1950-62 | Views: 514 | Added by: gogoshvab | Date: 2010-02-19

By mid-1950, the depreciation of the Canadian dollar against its U.S. counterpart the previous year, combined with rising commodity prices associated with the beginning of the Korean War in June 1950, had significantly strengthened Canada’s trade balance with the United States. At the same time, the economic recovery in Europe, aided by the Marshall Plan, which provided European countries with convertible U.S. dollars, boosted Canadian exports. There were also strong inflows of direct investment into Canada. Short-term capital inflows also increased sharply, particularly through the third quarter of 1950, as speculation regarding a Canadian-dollar revaluation intensified.
1950-62 | Views: 1106 | Added by: gogoshvab | Date: 2010-02-19

During the 1940s, there was an active debate over whether the unofficial rate was the "true” value of the Canadian dollar.

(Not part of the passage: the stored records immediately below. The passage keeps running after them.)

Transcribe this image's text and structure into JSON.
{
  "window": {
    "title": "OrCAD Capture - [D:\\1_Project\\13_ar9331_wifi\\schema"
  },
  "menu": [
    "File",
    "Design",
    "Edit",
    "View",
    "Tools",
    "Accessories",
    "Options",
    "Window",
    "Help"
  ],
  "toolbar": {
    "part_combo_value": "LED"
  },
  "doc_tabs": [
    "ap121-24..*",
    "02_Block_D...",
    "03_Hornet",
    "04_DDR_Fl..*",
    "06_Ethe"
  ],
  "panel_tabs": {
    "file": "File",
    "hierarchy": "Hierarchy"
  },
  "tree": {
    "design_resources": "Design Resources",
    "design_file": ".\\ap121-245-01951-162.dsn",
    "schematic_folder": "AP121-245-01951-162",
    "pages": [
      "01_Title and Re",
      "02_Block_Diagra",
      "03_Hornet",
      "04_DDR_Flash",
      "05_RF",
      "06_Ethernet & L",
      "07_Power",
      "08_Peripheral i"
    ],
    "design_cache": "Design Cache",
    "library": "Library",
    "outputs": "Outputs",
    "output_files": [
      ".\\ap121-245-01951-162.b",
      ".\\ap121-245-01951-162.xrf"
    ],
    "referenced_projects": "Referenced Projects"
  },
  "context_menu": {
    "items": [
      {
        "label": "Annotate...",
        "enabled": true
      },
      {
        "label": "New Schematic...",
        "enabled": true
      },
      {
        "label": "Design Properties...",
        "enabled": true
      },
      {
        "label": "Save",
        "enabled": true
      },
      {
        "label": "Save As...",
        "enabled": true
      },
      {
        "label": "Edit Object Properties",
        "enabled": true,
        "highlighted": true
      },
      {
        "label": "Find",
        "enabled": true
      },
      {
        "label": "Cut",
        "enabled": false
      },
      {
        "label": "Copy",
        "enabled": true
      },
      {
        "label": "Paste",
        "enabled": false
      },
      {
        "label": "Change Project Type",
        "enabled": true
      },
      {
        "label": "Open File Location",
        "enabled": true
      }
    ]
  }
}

The Bank of Canada maintained that, given the "limited use” of inconvertible Canadian dollars and the small size of the market, prices were not necessarily an accurate reflection of sentiment towards the Canadian dollar (FECB 1947, 5).
1939-50 | Views: 509 | Added by: gogoshvab | Date: 2010-02-19

Shortly after the imposition of exchange controls in 1939 and the official fixing of the Canadian dollar’s value in terms of the U.S. dollar by the FECB, an unofficial market for Canadian dollars developed in New York that persisted until the Canadian dollar was floated at the end of September 1950. This was a legal market involving transactions in Canadian dollars between nonresidents of Canada. Residents of Canada were prohibited from acquiring foreign exchange through the unofficial market. Similarly, no resident of Canada was ever authorized to convert foreign exchange into Canadian dollars through the unofficial market.
1939-50 | Views: 474 | Added by: gogoshvab | Date: 2010-02-19